Nick Wright of FS1 noticed and he didn’t appreciate it. He reminded his followers on Twitter that the two-time MVP has put together some amazing performances in this series.
Mike Been, Mark Jackson, and Jeff Van Gundy were not particularly hard on Giannis. The trio made the typical comments we hear when things aren’t going a great player’s way.
Wright did not harp on the issue beyond the single tweet. The outcome was not in doubt as the clock winded down. He gave credit to the Celtics rather than tweet about the Bucks or Giannis.
Stephanie McMahon: WWE Is A Better Advertising Investment Than Sports
“We can script the buzzer-beater moments, we can script the Hail Marys.”
Everyone knows that professional wrestling is scripted. The storylines, the outcomes of matches, all of it is predetermined. But in the eyes of WWE, that’s what makes their product so different, and better than traditional sports.
WWE Chief Brand Officer Stephanie McMahon told Deadline that when it comes to pitching advertisers, sports entertainment allows room for a range of different approaches to make something work.

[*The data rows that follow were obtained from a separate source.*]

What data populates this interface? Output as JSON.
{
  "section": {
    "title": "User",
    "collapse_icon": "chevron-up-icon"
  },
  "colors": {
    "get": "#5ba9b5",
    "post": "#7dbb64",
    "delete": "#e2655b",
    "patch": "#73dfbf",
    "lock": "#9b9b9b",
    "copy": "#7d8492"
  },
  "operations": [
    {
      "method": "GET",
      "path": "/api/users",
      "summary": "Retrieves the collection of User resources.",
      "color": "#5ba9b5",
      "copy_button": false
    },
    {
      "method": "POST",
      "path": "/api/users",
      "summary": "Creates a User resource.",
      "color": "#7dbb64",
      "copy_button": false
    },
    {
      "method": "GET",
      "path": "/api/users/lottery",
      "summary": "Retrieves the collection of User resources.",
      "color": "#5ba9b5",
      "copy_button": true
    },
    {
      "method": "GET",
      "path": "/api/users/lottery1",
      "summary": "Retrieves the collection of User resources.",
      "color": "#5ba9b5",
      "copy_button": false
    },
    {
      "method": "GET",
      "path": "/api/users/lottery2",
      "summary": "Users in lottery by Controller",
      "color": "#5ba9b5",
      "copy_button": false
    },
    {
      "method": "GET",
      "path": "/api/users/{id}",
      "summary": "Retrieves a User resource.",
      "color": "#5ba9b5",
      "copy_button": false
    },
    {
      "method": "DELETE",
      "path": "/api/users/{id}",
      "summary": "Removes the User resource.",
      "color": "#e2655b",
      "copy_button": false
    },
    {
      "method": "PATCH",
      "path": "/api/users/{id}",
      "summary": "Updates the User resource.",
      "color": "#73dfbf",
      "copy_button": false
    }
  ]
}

“We can script the buzzer-beater moments, we can script the Hail Marys,” she said. “We have a leg up on sports. … You may object to what we do, but you’re never going to be bored.”
McMahon added that WWE has a much easier process in dealing with sponsors. Everything is handled in-house.
“We own all of the IP,” she said. “When brands deal with us, they just deal with us. We create something together.”
WWE is coming off a positive Q1 earnings report, which had the company up 27% in total revenue. Its two weekly primetime shows, Monday Night RAW and Friday Night SmackDown, continue to do well in ratings, and all special and pay-per-view events, in addition to its streaming platform WWE Network, are all housed on Peacock.